Therefore, always in search of a quick buck, I scan the papers for work - things I could do without exerting myself too much. I’m guilty but not stupid. I look for the easy money.
In one such idle investigation I ran across a couple of opportunities that seem tailor made for a lay-about like me:
I could be an overpaid actor. Like Drew Barrymore, who has the dubious distinction of topping Forbes’ list, I could star in your multi-million dollar movie claiming my usual exorbitant salary, and return 40 cents for each dollar you invest in me.
I like this option as I’ve always wanted to hang out with that funky film crowd. Others on the overpaid list include Nicholas Cage, Vince Vaughn, even Tom Cruise and Nicole Kidman. Now that’s a party.
That in itself could assuage my guilt. But option two is equally intriguing: Celebrity tweets.
At as much as $10,000 per tweet – which comes to $71 per character in the 140-character world of the Twitter-sphere – I could hold my head up quite nicely.

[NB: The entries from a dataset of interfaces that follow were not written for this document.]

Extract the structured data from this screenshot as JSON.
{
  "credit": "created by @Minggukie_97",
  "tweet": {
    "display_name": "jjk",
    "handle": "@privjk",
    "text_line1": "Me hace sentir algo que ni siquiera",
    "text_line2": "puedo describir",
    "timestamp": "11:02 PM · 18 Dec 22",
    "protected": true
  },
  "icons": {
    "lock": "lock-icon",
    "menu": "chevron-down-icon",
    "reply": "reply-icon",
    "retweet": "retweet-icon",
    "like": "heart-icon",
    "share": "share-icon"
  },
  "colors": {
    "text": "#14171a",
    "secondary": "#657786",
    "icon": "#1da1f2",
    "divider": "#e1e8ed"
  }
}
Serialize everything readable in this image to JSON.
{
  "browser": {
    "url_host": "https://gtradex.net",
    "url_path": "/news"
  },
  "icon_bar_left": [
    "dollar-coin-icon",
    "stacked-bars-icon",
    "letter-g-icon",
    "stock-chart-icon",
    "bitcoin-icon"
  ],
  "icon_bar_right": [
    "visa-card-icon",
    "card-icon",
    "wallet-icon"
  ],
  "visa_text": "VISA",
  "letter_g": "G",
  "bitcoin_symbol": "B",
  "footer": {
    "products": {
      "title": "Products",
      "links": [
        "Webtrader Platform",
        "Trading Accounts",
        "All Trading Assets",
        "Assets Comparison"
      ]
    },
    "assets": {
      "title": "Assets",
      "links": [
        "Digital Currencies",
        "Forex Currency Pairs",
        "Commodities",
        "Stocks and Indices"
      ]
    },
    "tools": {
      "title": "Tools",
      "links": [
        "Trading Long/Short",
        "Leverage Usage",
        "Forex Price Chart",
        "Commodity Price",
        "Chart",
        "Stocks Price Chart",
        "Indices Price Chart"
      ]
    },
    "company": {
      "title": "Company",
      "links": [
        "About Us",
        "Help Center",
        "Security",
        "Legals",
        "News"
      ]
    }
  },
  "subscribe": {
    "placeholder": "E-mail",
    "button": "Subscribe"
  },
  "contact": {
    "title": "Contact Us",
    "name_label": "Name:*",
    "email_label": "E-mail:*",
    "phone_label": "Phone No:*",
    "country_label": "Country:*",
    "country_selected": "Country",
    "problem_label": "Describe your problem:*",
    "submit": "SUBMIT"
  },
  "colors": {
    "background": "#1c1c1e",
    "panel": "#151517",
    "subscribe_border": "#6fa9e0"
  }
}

That’s right; celebs sell their endorsements online the same as they do on air. For example, charging only $8000, Khloe Kardashian tweeted about jeans that make “your butt look scary good.” It’s an ad. It’s a paid endorsement. Doubtful that Khloe ever sailed into Old Navy. She just lends her name to their product and collects the dough.
Now I don’t shop at Old Navy either and my jeans do only half that job. But it doesn’t matter. I could tweet about my Calvin Klein’s and their 2% spandex. “They give when your butt demands it! #ad.”
That last - the # symbol, known by tweeters as a hashtag - and the word “ad” are an addition suggested by the Federal Trade Commission to clarify that the tweet is sponsored by commercial interests. How gentle of the FTC. Folks on the internet are sure to follow a suggestion.
Rapper Snoop Dogg gave his cool nod to the Toyota Sienna minivan, dispelling the myth that credibility presents an issue. Of all the rides in all the rap joints in the hood, the Dogg’s props went to a minivan. Here’s lookin’ at you, Snoop.
Speaking of credibility, in the bargain basement of endorsers, Lindsay Lohan pulled in $3500 a pop for tweets indicating she participated in on-line challenges for college kids saying, “[they] are SO addictive!” This on #CampusLIVE, a website dedicated to connecting advertisers with college students. In other logic-bending agreements, Ms. Lohan endorses wind energy, “While saving the world, save money! I love it!” as well as a gold mining company, of all things: “R ur savings safe? Think again!”
Now the Queen of Community Service has 2.6 million followers, many of whom could be high school aged with undeveloped skills in discriminatory thinking. Perhaps they are likely targets for advertisers with money to blow. But wind energy? Really? Lindsay Lohan. And to whose ears were her insights about commodity investments directed?
When Charlie Sheen tweeted for Internships.com at the same time he was running amok and getting fired from his job on “Two and a Half Men,” 95,000 clicks went to that site within an hour. What’s wrong in America?
But hey, if they can do it, I can do it. At $8K a peep, er tweet, my believability and trustworthiness are indeed for sale.
And what products would I endorse? I’d sign off on almost anything from peanut butter to Porsche. But realistically, if credibility were an issue, I’d be lending the weight of my cache to Olay Regenerist Age Defying Eye Roller, and that “Lose 10 pounds in 10 minutes!” swimsuit into which I will never squeeze.
All right. I’m exaggerating. I don’t really have any cache. And my placement of prepositions doesn’t appeal to the average tweeter, though some might say that’s a point in my favor.
Nor do I have millions of followers. Only my husband hangs on my words and even his dedication is dubious. That’s the snag in this scenario. If I endorsed a minivan, it wouldn’t generate much more than a shrug.
Which is what I do when I balance our checking account.